I am a big supporter of the fact that testing and playing with new features should not be done on production environments. It can prove to be harmful, even after you tried to clean up the system. Sometimes we are not sure what the impact of our acts can lead to. In a recent consulting engagement, I figured this out the hard way. I was brought in for slow performance suddenly and we were not sure what was happening in the system. I love tough challenges and this was no different.
Let me set some context to the learning? SQL Server 2008 introduced the concept of TDE and I was a huge supporter of using in several financial institutions. This was a capability that helped you take care of encrypting the data at rest. What this did was, in case you lost your backups or tapes it would be humanly impossible to restore the same if you don’t have the encrypted key.
To know if a database is encrypted, you will need to know from the DMV sys.databases – as shown below.
Make sure you keep checking this DMV from time to time, take the encryption key backups. Having said that, make sure you don’t store the certificate along with the backups as you are prone to data theft. As a golden rule, don’t store the backups and the keys on the same device.
Coming back to my earlier customer scenario, the server was slow because strangely the tempdb related operations were getting slower.
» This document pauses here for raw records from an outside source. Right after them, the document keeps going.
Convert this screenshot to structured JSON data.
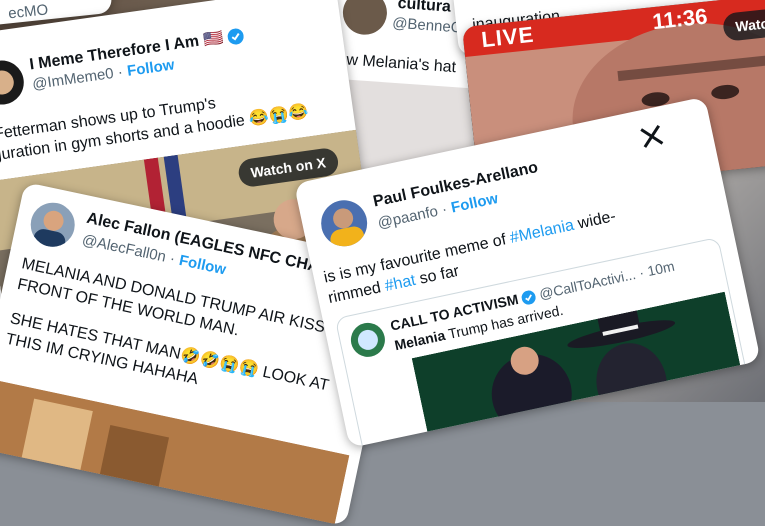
{
  "cards": {
    "top_left": {
      "handle_fragment": "ecMO"
    },
    "top_middle": {
      "handle": "@BenneCM",
      "name_fragment": "cultura",
      "text_fragment": "aw Melania's hat"
    },
    "top_right": {
      "text_fragment": "inauguration"
    },
    "live_card": {
      "live_label": "LIVE",
      "clock": "11:36",
      "watch_label": "Watc"
    },
    "meme": {
      "name": "I Meme Therefore I Am",
      "flag": "🇺🇸",
      "handle": "@ImMeme0",
      "follow": "Follow",
      "separator": "·",
      "text_line1": "n Fetterman shows up to Trump's",
      "text_line2": "uguration in gym shorts and a hoodie 😂😭😂",
      "watch_label": "Watch on X"
    },
    "alec": {
      "name": "Alec Fallon (EAGLES NFC CHAM...",
      "handle": "@AlecFall0n",
      "follow": "Follow",
      "separator": "·",
      "text_p1_line1": "MELANIA AND DONALD TRUMP AIR KISS IN",
      "text_p1_line2": "FRONT OF THE WORLD MAN.",
      "text_p2_line1": "SHE HATES THAT MAN🤣🤣😭😭 LOOK AT",
      "text_p2_line2": "THIS IM CRYING HAHAHA"
    },
    "paul": {
      "name": "Paul Foulkes-Arellano",
      "handle": "@paanfo",
      "follow": "Follow",
      "separator": "·",
      "text_a": "is is my favourite meme of ",
      "hashtag1": "#Melania",
      "text_b": " wide-",
      "text_c": "rimmed ",
      "hashtag2": "#hat",
      "text_d": " so far",
      "quote": {
        "name": "CALL TO ACTIVISM",
        "handle": "@CallToActivi...",
        "time": "· 10m",
        "text_bold": "Melania",
        "text_rest": " Trump has arrived."
      }
    }
  },
  "colors": {
    "link": "#1d9bf0",
    "verified": "#1d9bf0",
    "gold_verified": "#e2b719",
    "live_red": "#e0201b"
  },
  "icons": [
    "x-logo-icon",
    "verified-badge-icon",
    "play-icon"
  ]
}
My first instinct was to figure out if any of the databases had enabled TDE. Strangely, everything seemed to be fine and none of the databases had this value set.
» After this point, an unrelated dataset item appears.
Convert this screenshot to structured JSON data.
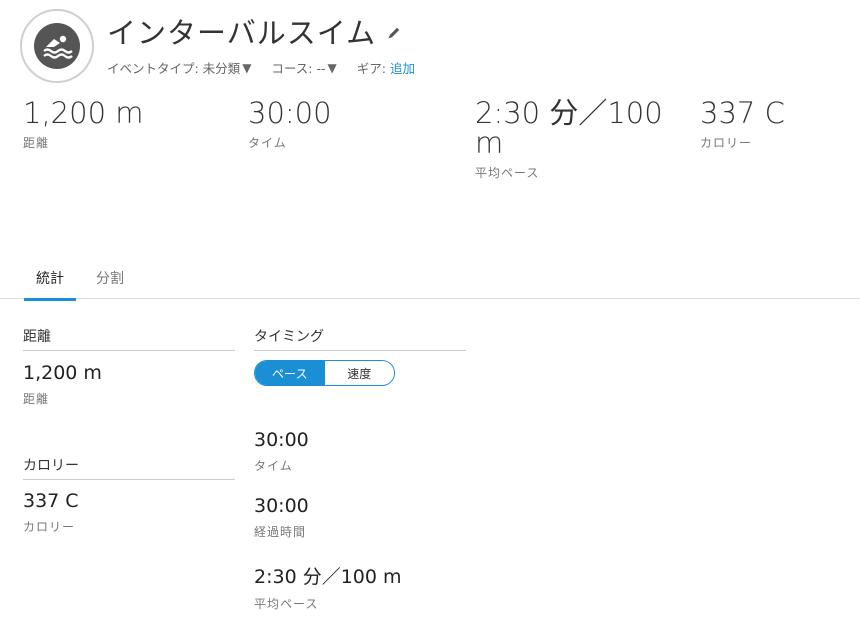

On deeper inspection with the default trace, I found something interesting. To know what I did, check: SQL SERVER – Who Dropped Table or Database?
This is when I realized one of the DBA’s was playing with the production environment. He was playing and testing TDE.
This is when I had to tell the customer that once TDE is enabled on a user database, TempDB is permanently encrypted. Even after you remove the encryption or drop the database you used for testing, this encryption overhead on TempDB is not removed. This is a great learning in my opinion. Do not ever play or test in your production environments. Make sure you read the documentation well and understand the outcome of your acts.
As I wrap up, let me know of you are one of the users of TDE. How many databases have you enabled TDE on? Did you know the effect of TempDB? Do let me know via comments below.
Reference: Pinal Dave (https://blog.sqlauthority.com)